**Exercise description:**
Output the entries underneath exactly as they are.

▬▬▬▬▬▬

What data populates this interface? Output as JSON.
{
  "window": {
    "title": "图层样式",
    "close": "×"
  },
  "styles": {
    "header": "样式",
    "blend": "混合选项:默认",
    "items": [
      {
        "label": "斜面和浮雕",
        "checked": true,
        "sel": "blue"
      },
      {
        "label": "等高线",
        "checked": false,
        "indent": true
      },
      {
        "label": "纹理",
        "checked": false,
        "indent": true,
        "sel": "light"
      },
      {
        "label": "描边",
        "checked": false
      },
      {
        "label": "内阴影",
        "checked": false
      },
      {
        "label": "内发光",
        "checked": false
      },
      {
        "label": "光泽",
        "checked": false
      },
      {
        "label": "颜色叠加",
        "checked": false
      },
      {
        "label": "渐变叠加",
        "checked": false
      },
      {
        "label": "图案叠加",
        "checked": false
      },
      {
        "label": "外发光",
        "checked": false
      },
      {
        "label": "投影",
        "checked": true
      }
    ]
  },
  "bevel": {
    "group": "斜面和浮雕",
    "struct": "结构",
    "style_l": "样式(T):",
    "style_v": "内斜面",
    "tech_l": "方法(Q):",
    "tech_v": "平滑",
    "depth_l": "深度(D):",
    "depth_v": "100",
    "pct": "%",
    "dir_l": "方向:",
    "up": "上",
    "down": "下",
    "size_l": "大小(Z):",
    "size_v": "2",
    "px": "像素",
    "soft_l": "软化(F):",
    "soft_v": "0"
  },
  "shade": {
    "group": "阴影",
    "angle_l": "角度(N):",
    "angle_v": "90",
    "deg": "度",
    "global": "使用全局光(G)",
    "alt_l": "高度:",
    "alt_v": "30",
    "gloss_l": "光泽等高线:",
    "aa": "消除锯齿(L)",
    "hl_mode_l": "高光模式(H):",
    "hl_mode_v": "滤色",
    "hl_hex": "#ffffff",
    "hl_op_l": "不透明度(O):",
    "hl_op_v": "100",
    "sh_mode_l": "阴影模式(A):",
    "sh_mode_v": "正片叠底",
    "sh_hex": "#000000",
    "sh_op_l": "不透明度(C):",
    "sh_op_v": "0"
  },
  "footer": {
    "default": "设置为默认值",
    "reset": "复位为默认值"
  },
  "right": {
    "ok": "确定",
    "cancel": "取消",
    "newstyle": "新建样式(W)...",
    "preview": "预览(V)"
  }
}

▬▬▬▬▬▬

**Solved problem:**
What data populates this interface? Output as JSON.
{
  "window": {
    "title": "图层样式",
    "close": "×"
  },
  "styles": {
    "header": "样式",
    "blend": "混合选项:默认",
    "items": [
      {
        "label": "斜面和浮雕",
        "checked": true,
        "sel": "blue"
      },
      {
        "label": "等高线",
        "checked": false,
        "indent": true
      },
      {
        "label": "纹理",
        "checked": false,
        "indent": true,
        "sel": "light"
      },
      {
        "label": "描边",
        "checked": false
      },
      {
        "label": "内阴影",
        "checked": false
      },
      {
        "label": "内发光",
        "checked": false
      },
      {
        "label": "光泽",
        "checked": false
      },
      {
        "label": "颜色叠加",
        "checked": false
      },
      {
        "label": "渐变叠加",
        "checked": false
      },
      {
        "label": "图案叠加",
        "checked": false
      },
      {
        "label": "外发光",
        "checked": false
      },
      {
        "label": "投影",
        "checked": true
      }
    ]
  },
  "bevel": {
    "group": "斜面和浮雕",
    "struct": "结构",
    "style_l": "样式(T):",
    "style_v": "内斜面",
    "tech_l": "方法(Q):",
    "tech_v": "平滑",
    "depth_l": "深度(D):",
    "depth_v": "100",
    "pct": "%",
    "dir_l": "方向:",
    "up": "上",
    "down": "下",
    "size_l": "大小(Z):",
    "size_v": "2",
    "px": "像素",
    "soft_l": "软化(F):",
    "soft_v": "0"
  },
  "shade": {
    "group": "阴影",
    "angle_l": "角度(N):",
    "angle_v": "90",
    "deg": "度",
    "global": "使用全局光(G)",
    "alt_l": "高度:",
    "alt_v": "30",
    "gloss_l": "光泽等高线:",
    "aa": "消除锯齿(L)",
    "hl_mode_l": "高光模式(H):",
    "hl_mode_v": "滤色",
    "hl_hex": "#ffffff",
    "hl_op_l": "不透明度(O):",
    "hl_op_v": "100",
    "sh_mode_l": "阴影模式(A):",
    "sh_mode_v": "正片叠底",
    "sh_hex": "#000000",
    "sh_op_l": "不透明度(C):",
    "sh_op_v": "0"
  },
  "footer": {
    "default": "设置为默认值",
    "reset": "复位为默认值"
  },
  "right": {
    "ok": "确定",
    "cancel": "取消",
    "newstyle": "新建样式(W)...",
    "preview": "预览(V)"
  }
}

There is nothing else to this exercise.